(Interface dataset entries)

========

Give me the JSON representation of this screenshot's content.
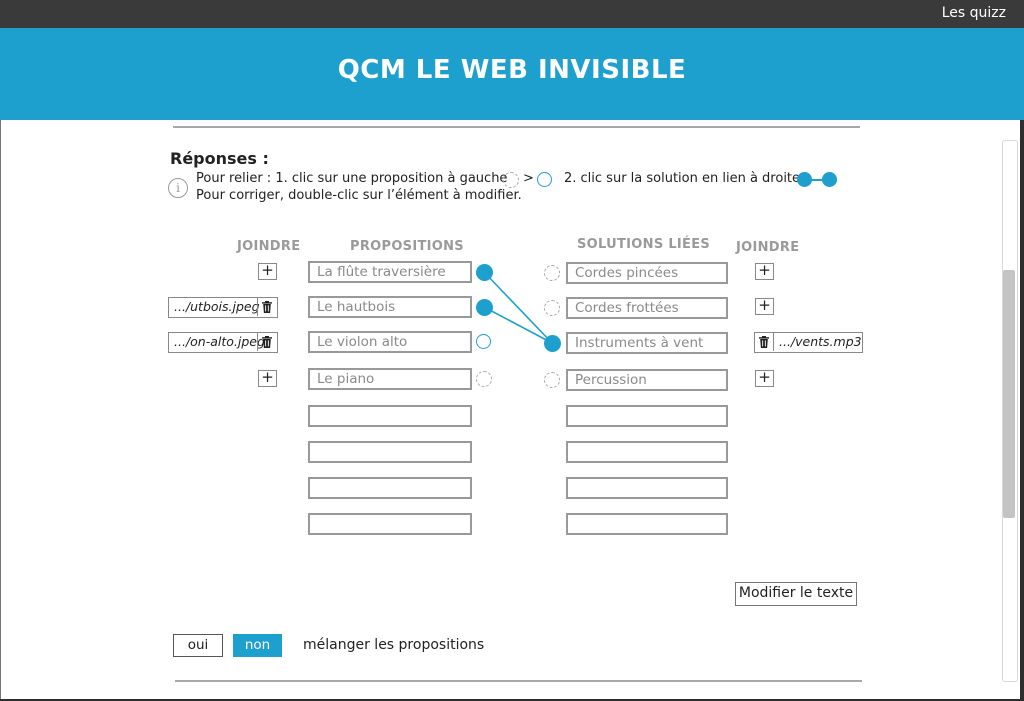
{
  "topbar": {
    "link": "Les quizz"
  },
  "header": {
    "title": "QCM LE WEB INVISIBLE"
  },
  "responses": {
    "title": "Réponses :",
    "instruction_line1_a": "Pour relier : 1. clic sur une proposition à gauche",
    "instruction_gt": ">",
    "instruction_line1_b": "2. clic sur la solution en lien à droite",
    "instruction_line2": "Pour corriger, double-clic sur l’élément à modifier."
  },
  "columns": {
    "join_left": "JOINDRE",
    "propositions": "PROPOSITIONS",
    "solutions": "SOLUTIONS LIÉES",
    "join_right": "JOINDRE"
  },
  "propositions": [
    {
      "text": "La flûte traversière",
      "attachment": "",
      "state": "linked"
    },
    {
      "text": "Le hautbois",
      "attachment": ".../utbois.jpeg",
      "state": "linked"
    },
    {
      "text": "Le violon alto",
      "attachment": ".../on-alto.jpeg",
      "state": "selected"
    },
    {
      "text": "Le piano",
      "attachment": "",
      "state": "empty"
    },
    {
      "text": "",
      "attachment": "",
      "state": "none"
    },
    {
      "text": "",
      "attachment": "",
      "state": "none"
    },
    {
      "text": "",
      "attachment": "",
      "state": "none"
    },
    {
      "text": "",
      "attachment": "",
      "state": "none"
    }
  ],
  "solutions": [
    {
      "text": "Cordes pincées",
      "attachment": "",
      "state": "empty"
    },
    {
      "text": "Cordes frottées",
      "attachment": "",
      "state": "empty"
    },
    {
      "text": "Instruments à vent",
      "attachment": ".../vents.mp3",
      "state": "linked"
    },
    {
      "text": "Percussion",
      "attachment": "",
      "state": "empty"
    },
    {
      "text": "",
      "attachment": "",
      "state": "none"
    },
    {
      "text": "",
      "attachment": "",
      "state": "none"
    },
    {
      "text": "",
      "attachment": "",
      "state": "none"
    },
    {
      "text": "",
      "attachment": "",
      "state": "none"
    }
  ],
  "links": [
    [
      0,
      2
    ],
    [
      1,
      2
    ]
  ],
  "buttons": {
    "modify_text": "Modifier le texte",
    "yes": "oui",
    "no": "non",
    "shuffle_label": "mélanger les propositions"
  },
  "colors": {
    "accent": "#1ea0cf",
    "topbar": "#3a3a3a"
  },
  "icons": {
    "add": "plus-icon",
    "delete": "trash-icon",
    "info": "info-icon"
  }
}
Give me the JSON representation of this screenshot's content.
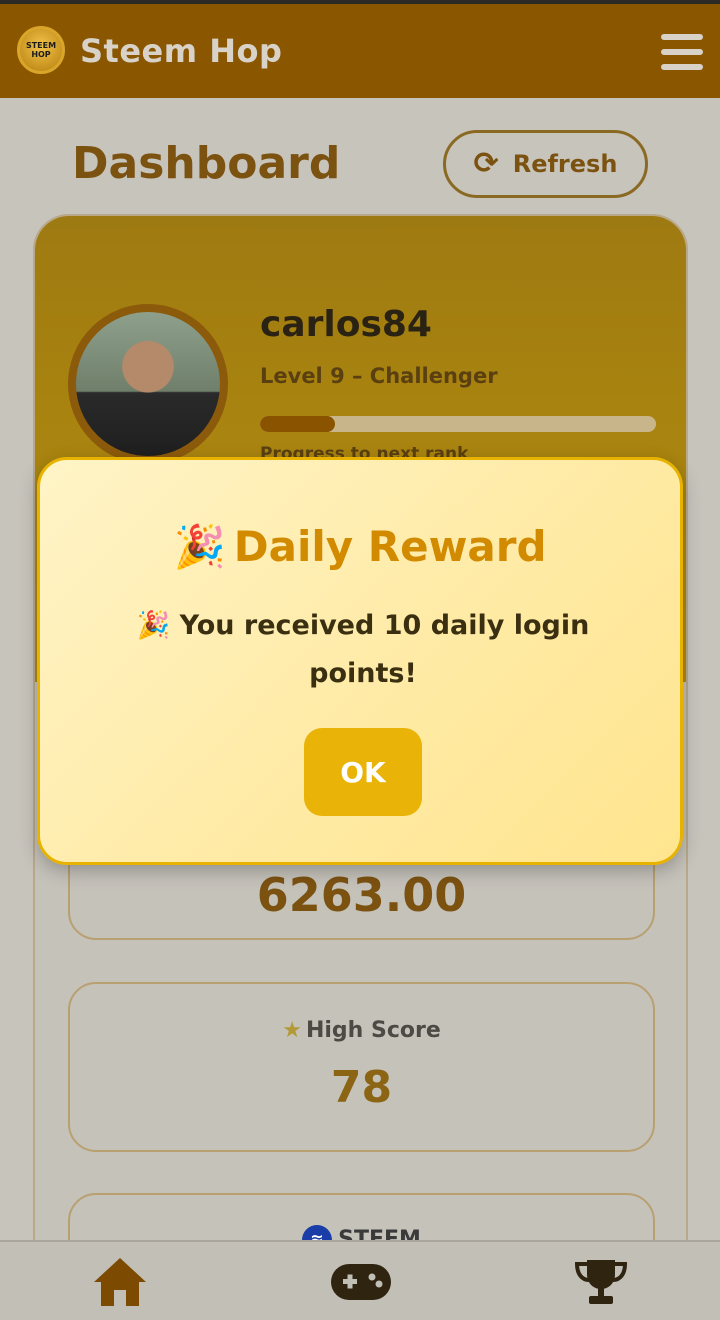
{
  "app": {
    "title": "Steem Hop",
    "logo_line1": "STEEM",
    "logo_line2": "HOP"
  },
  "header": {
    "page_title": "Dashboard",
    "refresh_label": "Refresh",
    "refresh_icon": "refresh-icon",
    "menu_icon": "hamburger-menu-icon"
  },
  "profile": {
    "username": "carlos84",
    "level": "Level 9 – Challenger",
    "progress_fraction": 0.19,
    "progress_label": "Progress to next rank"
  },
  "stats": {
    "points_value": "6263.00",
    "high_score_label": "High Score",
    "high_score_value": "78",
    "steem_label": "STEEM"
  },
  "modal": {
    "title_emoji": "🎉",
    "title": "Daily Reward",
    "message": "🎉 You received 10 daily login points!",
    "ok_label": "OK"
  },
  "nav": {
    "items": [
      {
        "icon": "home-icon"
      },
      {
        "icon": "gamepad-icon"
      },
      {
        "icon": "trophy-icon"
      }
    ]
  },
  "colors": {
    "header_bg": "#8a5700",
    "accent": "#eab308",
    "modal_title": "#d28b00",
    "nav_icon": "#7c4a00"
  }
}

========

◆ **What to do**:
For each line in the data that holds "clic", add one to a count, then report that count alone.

◆ **Result of this task**:
3